Around this time last year, I went through and reviewed the case for a number of players for the Hall of Fame, and whether or not I thought that they deserved to be enshrined in the Hall. I’ll be doing this again this year, and for players I reviewed previously, I will revisit my vote and see if it has changed in a year’s time. Theoretically, this should remain the same, but there’s always a chance I am now a whole year wiser than I was last year. Today’s candidate is one that I looked at last year, Edgar Martinez
Martinez was eligible for the Hall for the first time in the 2010 class (2009), and you can find what I wrote last year below. He finished the voting last year with 195 votes out of a possible 539 ballots (36.2%). He seems likely to pick up more votes for this year’s election, but honestly I’d be pretty shocked if he came even remotely closer to 75% than he did last year.
Notable Career Accomplishments
.312 batting average
.418 on base percentage
.515 slugging percentage
OPS+ of 147
7 All-Star Appearances
5 Silver Slugger Awards
6 100+ rbi seasons
The Case for Martinez
Martinez was 1 of the 2 dominant players at his position for the majority of his career. His career numbers all compare favorably on a year-to-year basis with other similar players (ie players who did not start playing full-time until age 27 or later). His career OPS+ tells me that he was an excellent player, with some elite years mixed in. He also had OPS+ seasons of 150 or greater 7 times.
The Case Against Martinez
Martinez was a full-time position player only until 1995, when knee injuries forced him to be a designated hitter full-time.
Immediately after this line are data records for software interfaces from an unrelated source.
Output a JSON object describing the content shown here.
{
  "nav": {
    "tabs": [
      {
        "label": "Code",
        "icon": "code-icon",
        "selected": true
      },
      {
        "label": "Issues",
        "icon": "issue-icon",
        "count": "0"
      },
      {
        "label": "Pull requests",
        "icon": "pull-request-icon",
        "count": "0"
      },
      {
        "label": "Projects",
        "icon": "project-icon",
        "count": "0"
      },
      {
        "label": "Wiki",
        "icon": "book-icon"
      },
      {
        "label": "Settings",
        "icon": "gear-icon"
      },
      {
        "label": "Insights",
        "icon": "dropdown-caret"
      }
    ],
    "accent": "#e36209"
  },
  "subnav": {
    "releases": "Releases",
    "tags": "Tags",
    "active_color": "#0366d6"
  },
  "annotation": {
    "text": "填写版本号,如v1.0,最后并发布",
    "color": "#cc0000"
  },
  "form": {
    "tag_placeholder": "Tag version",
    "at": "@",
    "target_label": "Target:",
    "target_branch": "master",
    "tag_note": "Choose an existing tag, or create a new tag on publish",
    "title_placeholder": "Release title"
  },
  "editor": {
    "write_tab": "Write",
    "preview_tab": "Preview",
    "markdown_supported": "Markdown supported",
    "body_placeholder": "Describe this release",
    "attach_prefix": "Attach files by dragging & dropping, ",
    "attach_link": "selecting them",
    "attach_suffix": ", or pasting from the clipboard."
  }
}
He was never much of a homerun hitter, only finishing with more than 30 in a season once. Due to his injuries and late arrival to the majors, his career totals are not particularly impressive. Also, he was rarely, if ever, the best player on his team.
Personally, I think that the argument that designated hitters should not be in the Hall of Fame is a load of crap. The rules of the game clearly consider the designated hitter to be an important position, not to mention a valid one.
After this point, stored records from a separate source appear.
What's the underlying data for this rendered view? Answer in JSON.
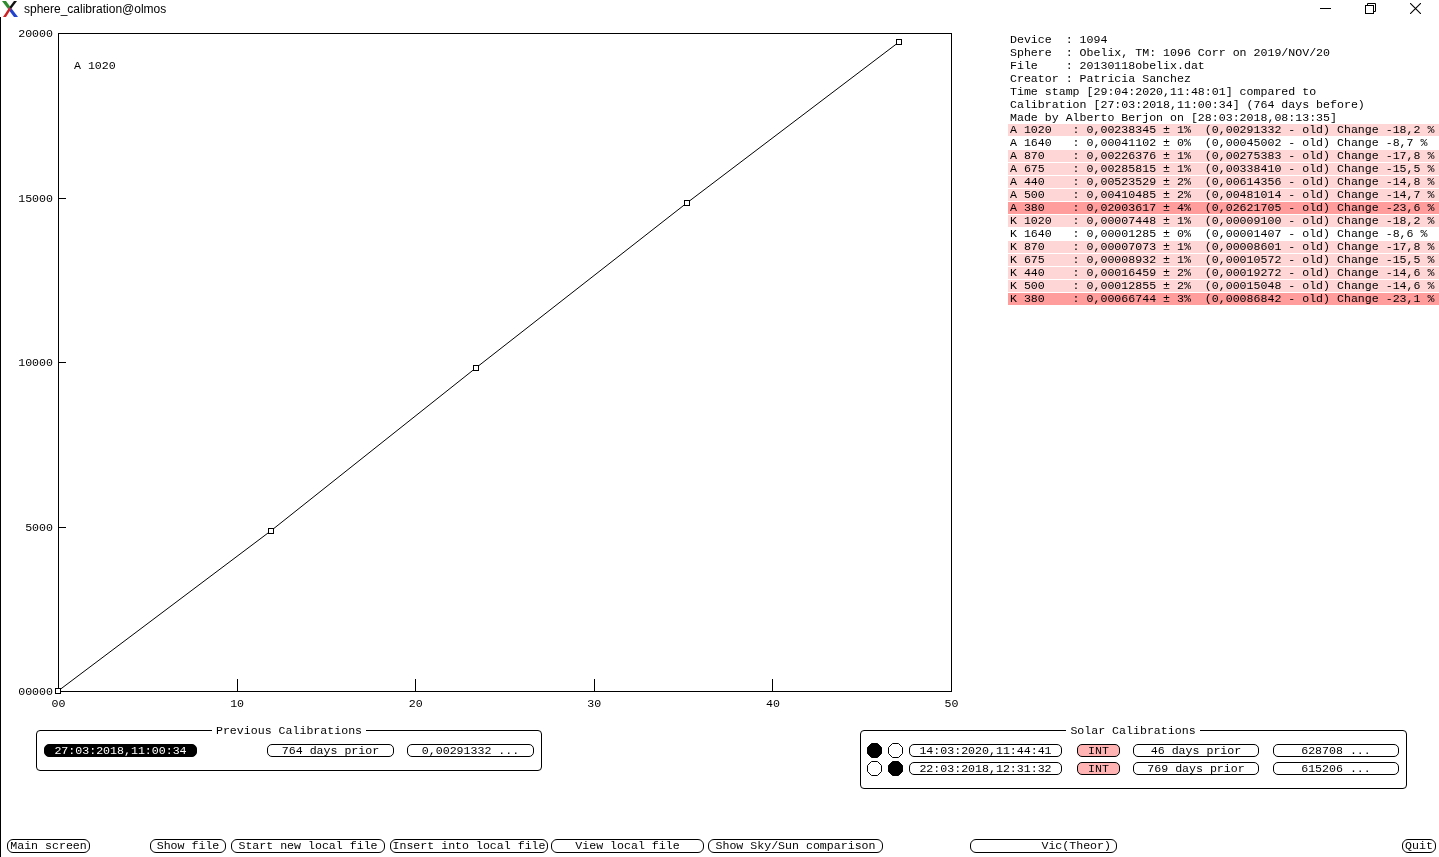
{
  "window": {
    "title": "sphere_calibration@olmos"
  },
  "chart": {
    "chart_data": {
      "type": "line",
      "title": "A 1020",
      "x": [
        0,
        11.9,
        23.4,
        35.2,
        47.1
      ],
      "series": [
        {
          "color": "#000000",
          "marker": "square",
          "values": [
            0,
            4860,
            9820,
            14830,
            19730
          ]
        }
      ],
      "xlim": [
        0,
        50
      ],
      "ylim": [
        0,
        20000
      ],
      "xticks": [
        {
          "value": 0,
          "label": "00"
        },
        10,
        20,
        30,
        40,
        50
      ],
      "yticks": [
        {
          "value": 0,
          "label": "00000"
        },
        5000,
        10000,
        15000,
        20000
      ]
    }
  },
  "info": {
    "lines": [
      "Device  : 1094",
      "Sphere  : Obelix, TM: 1096 Corr on 2019/NOV/20",
      "File    : 20130118obelix.dat",
      "Creator : Patricia Sanchez",
      "Time stamp [29:04:2020,11:48:01] compared to",
      "Calibration [27:03:2018,11:00:34] (764 days before)",
      "Made by Alberto Berjon on [28:03:2018,08:13:35]"
    ],
    "rows": [
      {
        "text": "A 1020   : 0,00238345 ± 1%  (0,00291332 - old) Change -18,2 %",
        "color": "#ffd6d6"
      },
      {
        "text": "A 1640   : 0,00041102 ± 0%  (0,00045002 - old) Change -8,7 %",
        "color": "#ffffff"
      },
      {
        "text": "A 870    : 0,00226376 ± 1%  (0,00275383 - old) Change -17,8 %",
        "color": "#ffd6d6"
      },
      {
        "text": "A 675    : 0,00285815 ± 1%  (0,00338410 - old) Change -15,5 %",
        "color": "#ffd6d6"
      },
      {
        "text": "A 440    : 0,00523529 ± 2%  (0,00614356 - old) Change -14,8 %",
        "color": "#ffd6d6"
      },
      {
        "text": "A 500    : 0,00410485 ± 2%  (0,00481014 - old) Change -14,7 %",
        "color": "#ffd6d6"
      },
      {
        "text": "A 380    : 0,02003617 ± 4%  (0,02621705 - old) Change -23,6 %",
        "color": "#ff9c9c"
      },
      {
        "text": "K 1020   : 0,00007448 ± 1%  (0,00009100 - old) Change -18,2 %",
        "color": "#ffd6d6"
      },
      {
        "text": "K 1640   : 0,00001285 ± 0%  (0,00001407 - old) Change -8,6 %",
        "color": "#ffffff"
      },
      {
        "text": "K 870    : 0,00007073 ± 1%  (0,00008601 - old) Change -17,8 %",
        "color": "#ffd6d6"
      },
      {
        "text": "K 675    : 0,00008932 ± 1%  (0,00010572 - old) Change -15,5 %",
        "color": "#ffd6d6"
      },
      {
        "text": "K 440    : 0,00016459 ± 2%  (0,00019272 - old) Change -14,6 %",
        "color": "#ffd6d6"
      },
      {
        "text": "K 500    : 0,00012855 ± 2%  (0,00015048 - old) Change -14,6 %",
        "color": "#ffd6d6"
      },
      {
        "text": "K 380    : 0,00066744 ± 3%  (0,00086842 - old) Change -23,1 %",
        "color": "#ff9c9c"
      }
    ]
  },
  "previous_calibrations": {
    "title": "Previous Calibrations",
    "rows": [
      {
        "date": "27:03:2018,11:00:34",
        "selected": true,
        "age": "764 days prior",
        "value": "0,00291332 ..."
      }
    ]
  },
  "solar_calibrations": {
    "title": "Solar Calibrations",
    "rows": [
      {
        "markers": [
          {
            "selected": true
          },
          {
            "selected": false
          }
        ],
        "date": "14:03:2020,11:44:41",
        "selected": false,
        "type": "INT",
        "age": "46 days prior",
        "value": "628708 ..."
      },
      {
        "markers": [
          {
            "selected": false
          },
          {
            "selected": true
          }
        ],
        "date": "22:03:2018,12:31:32",
        "selected": false,
        "type": "INT",
        "age": "769 days prior",
        "value": "615206 ..."
      }
    ]
  },
  "buttons": [
    {
      "label": "Main screen"
    },
    {
      "label": "Show file"
    },
    {
      "label": "Start new local file"
    },
    {
      "label": "Insert into local file"
    },
    {
      "label": "View local file"
    },
    {
      "label": "Show Sky/Sun comparison"
    },
    {
      "label": "Vic(Theor)"
    },
    {
      "label": "Quit"
    }
  ]
}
So how do his career numbers stack up? He had 2247 hits and an excellent career line (.312/.418/.515). All three of these numbers point to prolonged excellence. His career OPS+ (147) tells me that he was an elite hitter and slugger. While I do think extra credit can be given to hitters who can also field, I don’t think fair to judge him as necessarily someone who cannot field.
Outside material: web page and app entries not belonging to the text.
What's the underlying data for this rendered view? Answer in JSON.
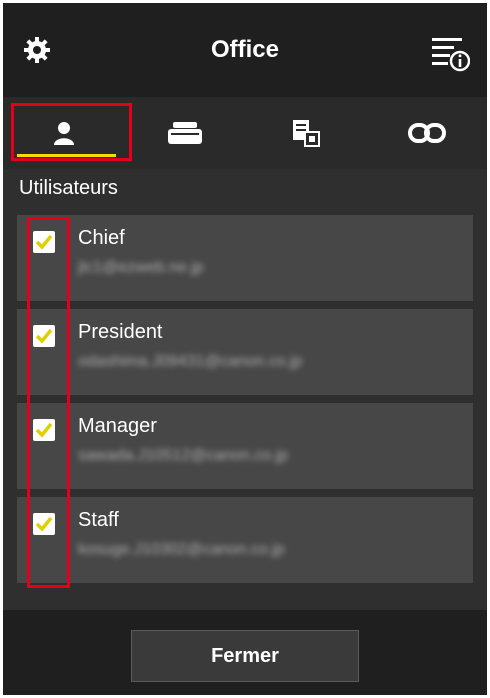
{
  "header": {
    "title": "Office",
    "settings_icon": "gear-icon",
    "menu_icon": "info-menu-icon"
  },
  "tabs": [
    {
      "icon": "user-icon",
      "selected": true
    },
    {
      "icon": "printer-icon",
      "selected": false
    },
    {
      "icon": "apps-icon",
      "selected": false
    },
    {
      "icon": "link-icon",
      "selected": false
    }
  ],
  "section": {
    "label": "Utilisateurs"
  },
  "users": [
    {
      "name": "Chief",
      "email": "jlc1@ezweb.ne.jp",
      "checked": true
    },
    {
      "name": "President",
      "email": "odashima.J09431@canon.co.jp",
      "checked": true
    },
    {
      "name": "Manager",
      "email": "sawada.J10512@canon.co.jp",
      "checked": true
    },
    {
      "name": "Staff",
      "email": "kosuge.J10302@canon.co.jp",
      "checked": true
    }
  ],
  "footer": {
    "close_label": "Fermer"
  },
  "colors": {
    "accent": "#f0e000",
    "highlight": "#e3001b",
    "background": "#2f2f2f",
    "card": "#474747"
  }
}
Then we are left to look at how dominant a hitter he truly was. From 1995-2001, a span of 7 seasons, Martinez’ lowest OPS+ was 152, never hit below .306, had at least 23 homers and 86 rbi (driving in over 102 in the other 6 seasons), and slugging .543 or better every year. I would definitely consider that to be a dominant stretch, and coupled with his career numbers, leads me to believe he is a Hall of Famer.
My Thoughts This Year
I think that Martinez gets a lot of downplay on his accomplishments because he was just a designated hitter. And while this definitely plays into whether or not he should be a Hall of Famer, to me this is what stands out: Designated Hitter has been a position in Major League Baseball in some form since 1973. Officially it has been written into the rules, and it is very clear that Edgar Martinez was one of the best full time designated hitters to ever play the game. It seems unlikely to me that he will be elected this year, and that we will also have a much better idea as to whether or not he will be elected at all with how much his vote total increases this year. Time will tell, but hopefully he will get in.
MY VOTE: YES